App and web page records
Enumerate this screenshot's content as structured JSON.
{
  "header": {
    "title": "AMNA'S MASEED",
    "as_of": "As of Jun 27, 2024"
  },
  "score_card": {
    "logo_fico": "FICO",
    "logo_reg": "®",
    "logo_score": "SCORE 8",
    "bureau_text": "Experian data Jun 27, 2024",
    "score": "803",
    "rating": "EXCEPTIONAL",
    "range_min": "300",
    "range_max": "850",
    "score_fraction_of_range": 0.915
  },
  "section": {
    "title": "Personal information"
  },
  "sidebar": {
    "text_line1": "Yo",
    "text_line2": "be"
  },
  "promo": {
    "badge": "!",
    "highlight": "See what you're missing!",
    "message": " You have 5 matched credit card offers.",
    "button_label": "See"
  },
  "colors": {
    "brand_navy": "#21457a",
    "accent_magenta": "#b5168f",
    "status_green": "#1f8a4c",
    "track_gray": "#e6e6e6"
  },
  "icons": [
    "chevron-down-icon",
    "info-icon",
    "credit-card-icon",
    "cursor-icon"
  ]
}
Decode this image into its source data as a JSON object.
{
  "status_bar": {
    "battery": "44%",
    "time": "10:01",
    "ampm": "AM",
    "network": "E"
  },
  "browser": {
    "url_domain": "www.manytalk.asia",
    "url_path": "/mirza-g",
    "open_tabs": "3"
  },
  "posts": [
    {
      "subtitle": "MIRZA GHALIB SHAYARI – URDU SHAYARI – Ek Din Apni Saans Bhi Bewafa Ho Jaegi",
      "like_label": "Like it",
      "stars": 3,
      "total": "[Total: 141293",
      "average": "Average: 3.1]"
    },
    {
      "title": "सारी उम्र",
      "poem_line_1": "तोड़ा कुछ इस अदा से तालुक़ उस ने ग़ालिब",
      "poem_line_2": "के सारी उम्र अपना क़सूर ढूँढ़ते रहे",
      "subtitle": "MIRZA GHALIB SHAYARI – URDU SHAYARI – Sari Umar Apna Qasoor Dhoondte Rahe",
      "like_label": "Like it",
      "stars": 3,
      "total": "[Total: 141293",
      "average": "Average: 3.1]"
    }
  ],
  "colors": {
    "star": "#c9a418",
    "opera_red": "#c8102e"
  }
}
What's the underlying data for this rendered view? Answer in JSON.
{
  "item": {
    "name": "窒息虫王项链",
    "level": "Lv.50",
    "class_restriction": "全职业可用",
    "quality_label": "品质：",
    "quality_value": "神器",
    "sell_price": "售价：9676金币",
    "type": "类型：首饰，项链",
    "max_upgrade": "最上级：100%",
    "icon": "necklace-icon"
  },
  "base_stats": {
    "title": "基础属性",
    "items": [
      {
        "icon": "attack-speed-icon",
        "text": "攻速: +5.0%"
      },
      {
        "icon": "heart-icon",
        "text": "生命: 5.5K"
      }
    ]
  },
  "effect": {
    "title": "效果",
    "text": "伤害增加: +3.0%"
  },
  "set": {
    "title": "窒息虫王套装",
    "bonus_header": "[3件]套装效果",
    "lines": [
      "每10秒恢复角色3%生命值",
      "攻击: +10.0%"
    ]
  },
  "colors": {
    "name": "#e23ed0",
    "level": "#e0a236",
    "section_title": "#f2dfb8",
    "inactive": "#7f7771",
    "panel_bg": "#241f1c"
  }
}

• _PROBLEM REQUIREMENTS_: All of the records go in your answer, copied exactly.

• _SOLUTION BELOW_:
Enumerate this screenshot's content as structured JSON.
{
  "header": {
    "title": "AMNA'S MASEED",
    "as_of": "As of Jun 27, 2024"
  },
  "score_card": {
    "logo_fico": "FICO",
    "logo_reg": "®",
    "logo_score": "SCORE 8",
    "bureau_text": "Experian data Jun 27, 2024",
    "score": "803",
    "rating": "EXCEPTIONAL",
    "range_min": "300",
    "range_max": "850",
    "score_fraction_of_range": 0.915
  },
  "section": {
    "title": "Personal information"
  },
  "sidebar": {
    "text_line1": "Yo",
    "text_line2": "be"
  },
  "promo": {
    "badge": "!",
    "highlight": "See what you're missing!",
    "message": " You have 5 matched credit card offers.",
    "button_label": "See"
  },
  "colors": {
    "brand_navy": "#21457a",
    "accent_magenta": "#b5168f",
    "status_green": "#1f8a4c",
    "track_gray": "#e6e6e6"
  },
  "icons": [
    "chevron-down-icon",
    "info-icon",
    "credit-card-icon",
    "cursor-icon"
  ]
}
Decode this image into its source data as a JSON object.
{
  "status_bar": {
    "battery": "44%",
    "time": "10:01",
    "ampm": "AM",
    "network": "E"
  },
  "browser": {
    "url_domain": "www.manytalk.asia",
    "url_path": "/mirza-g",
    "open_tabs": "3"
  },
  "posts": [
    {
      "subtitle": "MIRZA GHALIB SHAYARI – URDU SHAYARI – Ek Din Apni Saans Bhi Bewafa Ho Jaegi",
      "like_label": "Like it",
      "stars": 3,
      "total": "[Total: 141293",
      "average": "Average: 3.1]"
    },
    {
      "title": "सारी उम्र",
      "poem_line_1": "तोड़ा कुछ इस अदा से तालुक़ उस ने ग़ालिब",
      "poem_line_2": "के सारी उम्र अपना क़सूर ढूँढ़ते रहे",
      "subtitle": "MIRZA GHALIB SHAYARI – URDU SHAYARI – Sari Umar Apna Qasoor Dhoondte Rahe",
      "like_label": "Like it",
      "stars": 3,
      "total": "[Total: 141293",
      "average": "Average: 3.1]"
    }
  ],
  "colors": {
    "star": "#c9a418",
    "opera_red": "#c8102e"
  }
}
What's the underlying data for this rendered view? Answer in JSON.
{
  "item": {
    "name": "窒息虫王项链",
    "level": "Lv.50",
    "class_restriction": "全职业可用",
    "quality_label": "品质：",
    "quality_value": "神器",
    "sell_price": "售价：9676金币",
    "type": "类型：首饰，项链",
    "max_upgrade": "最上级：100%",
    "icon": "necklace-icon"
  },
  "base_stats": {
    "title": "基础属性",
    "items": [
      {
        "icon": "attack-speed-icon",
        "text": "攻速: +5.0%"
      },
      {
        "icon": "heart-icon",
        "text": "生命: 5.5K"
      }
    ]
  },
  "effect": {
    "title": "效果",
    "text": "伤害增加: +3.0%"
  },
  "set": {
    "title": "窒息虫王套装",
    "bonus_header": "[3件]套装效果",
    "lines": [
      "每10秒恢复角色3%生命值",
      "攻击: +10.0%"
    ]
  },
  "colors": {
    "name": "#e23ed0",
    "level": "#e0a236",
    "section_title": "#f2dfb8",
    "inactive": "#7f7771",
    "panel_bg": "#241f1c"
  }
}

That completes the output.